become — that the overall health of a system depends

on the continued health of each of its essential

subsystems, as well as of the larger systems in which it

is embedded. Of course, this has been exacerbated by

technology and globalization. This awareness is likely to

have profound impacts on public policy as we focus on

designing better, safer systems.

Epidemics are not the only systemic risk we have turned

a blind eye to. Think of the risks to our financial system

before the 2008 crisis, or the ongoing risks to our

environment. It is reasonable to expect that the pandemic

will change perceptions of risk for generations to come

(the equivalent to living through WWII) and that we will

pay more attention to these systemic risks in the future.


We believe it probable that supply chains will

become more “localized” (i.e. with fewer international

dependencies and a reduction of long “just-in-time”

delivery systems), resulting in a shift of manufacturing

(and potentially agriculture) and energy to domestic

or regional sources. This could very well lead, in turn,

to employment and wage gains (at least in the short

term), but also an increased focus on the deployment of

automation and artificial intelligence to maximize capital

and operational efficiencies, accelerating a trend towards

the displacement of employment and highlighting the

need for effective public policy in response. A related risk

is the entrenchment of exclusionary political narratives,

with calls for new borders overseen by leaders who have

the political will and legal and technological capacity to

enforce them.
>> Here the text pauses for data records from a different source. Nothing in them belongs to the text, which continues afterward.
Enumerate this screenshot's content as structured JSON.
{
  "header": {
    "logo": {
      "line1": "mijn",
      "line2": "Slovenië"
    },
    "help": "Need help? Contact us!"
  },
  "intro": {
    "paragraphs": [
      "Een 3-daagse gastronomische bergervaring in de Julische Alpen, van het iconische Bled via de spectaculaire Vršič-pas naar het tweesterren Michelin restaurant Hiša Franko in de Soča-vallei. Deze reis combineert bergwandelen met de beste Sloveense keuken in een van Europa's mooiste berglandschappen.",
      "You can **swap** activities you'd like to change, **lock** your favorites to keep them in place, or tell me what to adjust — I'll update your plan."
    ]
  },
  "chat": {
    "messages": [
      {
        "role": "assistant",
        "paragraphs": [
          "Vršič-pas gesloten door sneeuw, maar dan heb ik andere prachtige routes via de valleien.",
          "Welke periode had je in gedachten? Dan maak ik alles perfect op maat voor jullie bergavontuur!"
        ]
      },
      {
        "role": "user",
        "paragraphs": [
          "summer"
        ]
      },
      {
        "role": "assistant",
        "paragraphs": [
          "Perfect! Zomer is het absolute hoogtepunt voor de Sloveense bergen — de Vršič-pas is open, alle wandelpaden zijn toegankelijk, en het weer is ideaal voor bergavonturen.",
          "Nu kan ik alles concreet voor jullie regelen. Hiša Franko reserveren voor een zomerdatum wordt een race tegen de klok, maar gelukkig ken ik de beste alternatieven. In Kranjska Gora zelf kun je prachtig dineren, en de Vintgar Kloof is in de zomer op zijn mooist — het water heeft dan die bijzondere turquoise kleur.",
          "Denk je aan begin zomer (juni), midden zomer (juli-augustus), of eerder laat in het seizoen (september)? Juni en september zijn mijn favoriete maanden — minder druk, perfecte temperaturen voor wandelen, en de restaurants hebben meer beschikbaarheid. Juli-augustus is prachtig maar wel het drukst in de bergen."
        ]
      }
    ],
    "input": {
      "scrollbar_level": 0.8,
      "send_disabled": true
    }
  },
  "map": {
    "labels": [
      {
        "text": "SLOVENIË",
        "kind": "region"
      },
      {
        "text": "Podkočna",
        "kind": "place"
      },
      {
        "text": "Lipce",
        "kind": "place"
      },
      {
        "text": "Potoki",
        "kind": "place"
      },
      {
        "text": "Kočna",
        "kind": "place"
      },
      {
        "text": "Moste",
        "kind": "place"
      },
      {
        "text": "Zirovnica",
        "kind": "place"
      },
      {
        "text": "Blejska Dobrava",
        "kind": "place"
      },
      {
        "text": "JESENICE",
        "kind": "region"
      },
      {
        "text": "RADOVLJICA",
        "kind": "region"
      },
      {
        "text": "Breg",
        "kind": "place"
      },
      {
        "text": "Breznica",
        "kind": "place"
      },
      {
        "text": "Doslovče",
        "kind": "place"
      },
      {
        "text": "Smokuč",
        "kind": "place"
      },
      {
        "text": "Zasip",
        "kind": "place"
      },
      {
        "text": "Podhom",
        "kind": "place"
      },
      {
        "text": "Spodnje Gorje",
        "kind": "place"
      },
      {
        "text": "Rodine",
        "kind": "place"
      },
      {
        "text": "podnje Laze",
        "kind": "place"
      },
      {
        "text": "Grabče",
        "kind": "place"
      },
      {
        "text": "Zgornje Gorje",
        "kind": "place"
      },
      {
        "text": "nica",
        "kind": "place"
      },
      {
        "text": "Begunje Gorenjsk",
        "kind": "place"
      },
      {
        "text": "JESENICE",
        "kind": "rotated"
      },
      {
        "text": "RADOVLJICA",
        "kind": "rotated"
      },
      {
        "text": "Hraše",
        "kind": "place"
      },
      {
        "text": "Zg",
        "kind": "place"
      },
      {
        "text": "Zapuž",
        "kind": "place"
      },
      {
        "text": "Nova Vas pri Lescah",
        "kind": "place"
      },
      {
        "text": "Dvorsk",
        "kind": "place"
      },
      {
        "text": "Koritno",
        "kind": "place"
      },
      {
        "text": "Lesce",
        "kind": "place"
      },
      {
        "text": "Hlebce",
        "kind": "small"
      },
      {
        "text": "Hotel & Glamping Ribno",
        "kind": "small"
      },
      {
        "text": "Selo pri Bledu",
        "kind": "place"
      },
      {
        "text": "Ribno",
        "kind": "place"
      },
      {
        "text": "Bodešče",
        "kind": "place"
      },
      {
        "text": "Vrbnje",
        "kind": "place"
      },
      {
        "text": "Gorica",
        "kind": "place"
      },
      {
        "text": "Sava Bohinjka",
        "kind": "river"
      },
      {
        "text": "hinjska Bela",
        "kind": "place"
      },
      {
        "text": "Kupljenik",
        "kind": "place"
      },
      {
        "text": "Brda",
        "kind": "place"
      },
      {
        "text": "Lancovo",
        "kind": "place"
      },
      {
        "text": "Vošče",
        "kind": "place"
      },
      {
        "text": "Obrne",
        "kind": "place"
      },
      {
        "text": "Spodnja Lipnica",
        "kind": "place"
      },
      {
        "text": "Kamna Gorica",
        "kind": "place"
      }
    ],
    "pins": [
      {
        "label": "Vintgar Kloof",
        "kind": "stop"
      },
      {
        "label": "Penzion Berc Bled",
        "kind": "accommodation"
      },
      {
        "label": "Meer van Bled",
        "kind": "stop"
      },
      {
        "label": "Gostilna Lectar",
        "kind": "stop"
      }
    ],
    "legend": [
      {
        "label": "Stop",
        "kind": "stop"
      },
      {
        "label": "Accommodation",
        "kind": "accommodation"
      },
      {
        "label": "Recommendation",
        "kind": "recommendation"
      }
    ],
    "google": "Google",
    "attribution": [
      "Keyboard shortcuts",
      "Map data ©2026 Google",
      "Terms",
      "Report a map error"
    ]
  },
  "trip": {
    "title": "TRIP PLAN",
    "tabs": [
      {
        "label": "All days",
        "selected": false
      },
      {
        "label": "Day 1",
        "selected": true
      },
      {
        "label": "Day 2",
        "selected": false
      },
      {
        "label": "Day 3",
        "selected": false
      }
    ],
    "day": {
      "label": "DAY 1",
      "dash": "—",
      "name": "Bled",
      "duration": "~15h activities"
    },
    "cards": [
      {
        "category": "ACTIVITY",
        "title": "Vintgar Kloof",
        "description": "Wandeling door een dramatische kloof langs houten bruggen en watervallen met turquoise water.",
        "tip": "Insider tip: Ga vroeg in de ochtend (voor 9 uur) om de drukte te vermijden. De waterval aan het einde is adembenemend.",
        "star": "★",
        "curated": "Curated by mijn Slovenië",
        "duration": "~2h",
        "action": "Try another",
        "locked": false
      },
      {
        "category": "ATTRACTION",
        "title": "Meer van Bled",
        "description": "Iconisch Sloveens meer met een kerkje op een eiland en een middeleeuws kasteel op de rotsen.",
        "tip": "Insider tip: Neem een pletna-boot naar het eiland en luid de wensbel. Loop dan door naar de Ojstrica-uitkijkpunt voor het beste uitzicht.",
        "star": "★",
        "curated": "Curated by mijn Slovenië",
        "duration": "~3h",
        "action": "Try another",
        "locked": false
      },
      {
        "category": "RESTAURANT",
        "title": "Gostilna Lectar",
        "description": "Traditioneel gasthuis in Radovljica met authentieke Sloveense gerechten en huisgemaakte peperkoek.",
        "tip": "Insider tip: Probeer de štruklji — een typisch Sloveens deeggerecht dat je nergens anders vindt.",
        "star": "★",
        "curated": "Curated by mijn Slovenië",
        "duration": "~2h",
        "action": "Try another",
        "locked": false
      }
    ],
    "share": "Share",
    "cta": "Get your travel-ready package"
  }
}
This may be juxtaposed with immigration

requirements as citizens age in certain economies.

Digital Infrastructure and Surveillance

A remarkable feature of the current crisis is the degree

to which governments throughout the world, including in

the democracies with a long liberal tradition of individual

rights, have enacted measures to restrict their citizens for

the common good, with little social resistance. With the

ubiquity of digital infrastructure and surveillance, the use

of these tools as a necessary public sector measure is

likely to become normalized and prevalent. Governments

may be reluctant to yield these types of measures,

once implemented, and the temptation to use them for

other public purposes may be too great to resist. Given

the ability to use these tools to collect and analyze

extreme amounts of personalized information, the related

privacy concerns will likely become a dominant focus for

regulation and an even greater source of innovation.

Environmental Sustainability

The current crisis will continue to dominate public policy

(and Main Street) as we deal with immediate challenges.

However, the attitudes embraced by society as the

pandemic shifts to the rear-view mirror should reinforce

and accelerate the currency of sustainability issues

generally. Political choices will have to be made between

competing demands.

Accelerating Qualitative Standard Setting

Another outcome of the current crisis is likely to be

increased sensitivity to and utilization of qualitative

standards and metrics to measure performance.4 Until

recently, the template has been climate change — with

growing acceptance of the need for more comprehensive

disclosure of climate financial risks, better climate risk

management and a focus on opportunities for firms and

investors in the transition. This logic is likely to extend

to other systemic issues and help drive the transition to

more sustainable economic frameworks.


Confucius is credited with saying, “The humane do not

worry; the wise are not perplexed; the courageous have

no fear.” In extraordinarily challenging times few aspire to

such a high bar, but it’s a good reminder that this type of

situation has happened many times in the past. We know

that life after the crisis will be very different than what

we have come to take for granted. But we also know that

the crisis will pass, and in its passing will present many

challenges and opportunities.

We are keen to hear from others thinking about the

challenges and opportunities that lie ahead and we

encourage you to reach out to any of your Stikeman Elliott

contacts to continue the dialogue. As noted above, a

number of Stikeman Elliott partners contributed to this

essay, which may not necessarily reflect the views of all

members of the firm.